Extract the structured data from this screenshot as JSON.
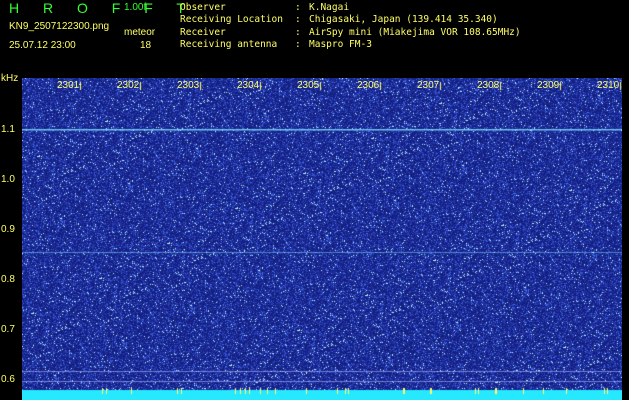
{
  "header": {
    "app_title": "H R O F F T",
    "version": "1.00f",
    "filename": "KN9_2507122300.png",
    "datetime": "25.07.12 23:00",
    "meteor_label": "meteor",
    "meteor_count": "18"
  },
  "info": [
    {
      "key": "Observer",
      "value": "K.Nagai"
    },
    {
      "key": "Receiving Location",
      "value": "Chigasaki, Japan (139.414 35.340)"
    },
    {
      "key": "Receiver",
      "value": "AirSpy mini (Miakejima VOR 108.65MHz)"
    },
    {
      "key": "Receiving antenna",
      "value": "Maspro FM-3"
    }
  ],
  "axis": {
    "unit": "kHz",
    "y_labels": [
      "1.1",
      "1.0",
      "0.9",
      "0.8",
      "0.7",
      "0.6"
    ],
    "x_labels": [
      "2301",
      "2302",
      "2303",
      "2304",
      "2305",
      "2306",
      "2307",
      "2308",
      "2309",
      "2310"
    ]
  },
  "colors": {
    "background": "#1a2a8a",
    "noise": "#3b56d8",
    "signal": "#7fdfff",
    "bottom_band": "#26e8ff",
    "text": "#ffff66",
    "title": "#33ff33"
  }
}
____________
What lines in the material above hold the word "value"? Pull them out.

      "value": "K.Nagai"
      "value": "Chigasaki, Japan (139.414 35.340)"
      "value": "AirSpy mini (Miakejima VOR 108.65MHz)"
      "value": "Maspro FM-3"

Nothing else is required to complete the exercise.